Art of Medicine: Minimal Change Disease

minimal change disease
The above painting shows podocytes with foot processes extending along the glomerular basement membrane of neighboring capillary loops.  Effacement of podocyte foot processes occurs in primary podocytopathies, including minimal change disease (see electron photomicrograph below). Minimal change disease is the most common etiology of idiopathic nephrotic syndrome in children and is the third most common cause in adults, after focal segmental glomerulosclerosis and membranous glomerulopathy.  A majority of cases are “primary”, require no additional workup, and are due to a circulating permeability factor.   Several possible secondary causes have also been identified.  Although these are rare, these should be considered in...

Disease Week: C3 Glomerulonephritis

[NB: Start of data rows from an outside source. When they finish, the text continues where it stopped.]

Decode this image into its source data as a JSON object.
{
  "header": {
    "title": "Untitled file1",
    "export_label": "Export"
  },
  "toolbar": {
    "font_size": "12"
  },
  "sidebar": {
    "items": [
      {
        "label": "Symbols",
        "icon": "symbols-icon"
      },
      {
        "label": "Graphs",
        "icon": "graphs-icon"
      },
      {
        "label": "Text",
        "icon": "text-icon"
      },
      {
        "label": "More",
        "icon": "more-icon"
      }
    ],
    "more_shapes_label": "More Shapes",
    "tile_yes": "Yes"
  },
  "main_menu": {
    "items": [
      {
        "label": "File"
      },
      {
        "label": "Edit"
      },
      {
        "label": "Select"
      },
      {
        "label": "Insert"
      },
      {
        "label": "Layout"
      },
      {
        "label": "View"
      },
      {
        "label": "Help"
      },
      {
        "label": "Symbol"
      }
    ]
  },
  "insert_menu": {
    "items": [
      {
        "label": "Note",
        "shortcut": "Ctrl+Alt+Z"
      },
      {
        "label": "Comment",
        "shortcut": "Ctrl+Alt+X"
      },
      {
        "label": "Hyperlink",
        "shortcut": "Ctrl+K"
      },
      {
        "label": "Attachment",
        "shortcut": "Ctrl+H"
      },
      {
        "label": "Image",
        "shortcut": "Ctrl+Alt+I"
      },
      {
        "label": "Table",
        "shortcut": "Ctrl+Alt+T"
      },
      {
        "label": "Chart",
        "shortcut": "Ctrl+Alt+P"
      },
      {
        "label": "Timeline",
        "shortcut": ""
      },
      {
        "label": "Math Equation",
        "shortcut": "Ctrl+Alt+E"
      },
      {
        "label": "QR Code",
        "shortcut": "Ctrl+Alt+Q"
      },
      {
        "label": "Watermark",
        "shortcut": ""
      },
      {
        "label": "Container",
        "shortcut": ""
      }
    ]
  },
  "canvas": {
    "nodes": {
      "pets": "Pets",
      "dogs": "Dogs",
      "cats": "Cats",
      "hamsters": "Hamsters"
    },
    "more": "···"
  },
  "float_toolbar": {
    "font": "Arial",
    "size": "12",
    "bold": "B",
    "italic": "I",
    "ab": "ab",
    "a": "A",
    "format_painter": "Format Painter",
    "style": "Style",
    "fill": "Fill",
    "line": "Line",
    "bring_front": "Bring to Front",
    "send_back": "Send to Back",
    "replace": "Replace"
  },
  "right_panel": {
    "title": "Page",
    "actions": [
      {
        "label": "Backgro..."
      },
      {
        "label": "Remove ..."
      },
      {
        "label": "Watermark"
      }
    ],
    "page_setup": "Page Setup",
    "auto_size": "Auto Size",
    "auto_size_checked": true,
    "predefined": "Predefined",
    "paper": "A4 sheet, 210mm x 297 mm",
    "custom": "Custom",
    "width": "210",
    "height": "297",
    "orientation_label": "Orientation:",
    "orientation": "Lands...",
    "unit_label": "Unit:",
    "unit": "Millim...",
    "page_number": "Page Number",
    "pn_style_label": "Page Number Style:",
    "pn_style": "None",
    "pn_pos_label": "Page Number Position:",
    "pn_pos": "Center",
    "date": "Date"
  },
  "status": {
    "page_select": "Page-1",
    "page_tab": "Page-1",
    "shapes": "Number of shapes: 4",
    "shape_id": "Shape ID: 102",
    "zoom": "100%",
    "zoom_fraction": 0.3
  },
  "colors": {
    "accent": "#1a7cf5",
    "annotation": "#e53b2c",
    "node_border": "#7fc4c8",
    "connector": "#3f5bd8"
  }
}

Monday Rediscovery of Complement Mesangial C3 deposition only within the glomerulus has been reported since 1980. Only recognized recently as a distinct entity when CFHR5 nephropathy was reported. CFHR5 mutation is speculated to represent a founder mutation which can be traced back to the Troodos mountains of Cyprus. https://www.ncbi.nlm.nih.gov/pubmed/21566112   1 in 6500 people in Cyrus carry a mutation in CFHR5 (duplication of exons 2 and 3) and inheritance is autosomal dominant. C3 and C4 complement levels are normal. 80% of males with CFHR5 nephropathy progress to ESRD while only 20% of females progress to ESRD. https://www.ncbi.nlm.nih.gov/pubmed/22065842 CFHR5 nephropathy is...

Here Comes Another Bride

There must be something in the Spring air.  A second bride-to-be on our transcription team was showered with gifts today!  Best wishes to Hillary and her groom!     

Dr. Wael Abukwaik Visit

We were thrilled to have Dr. Abukwaik visit us this week.  He is currently a PGY-3 Nephrology Fellow at Children's Hospital of Michigan.  We hope he takes some extra knowledge of kidney disease back with him!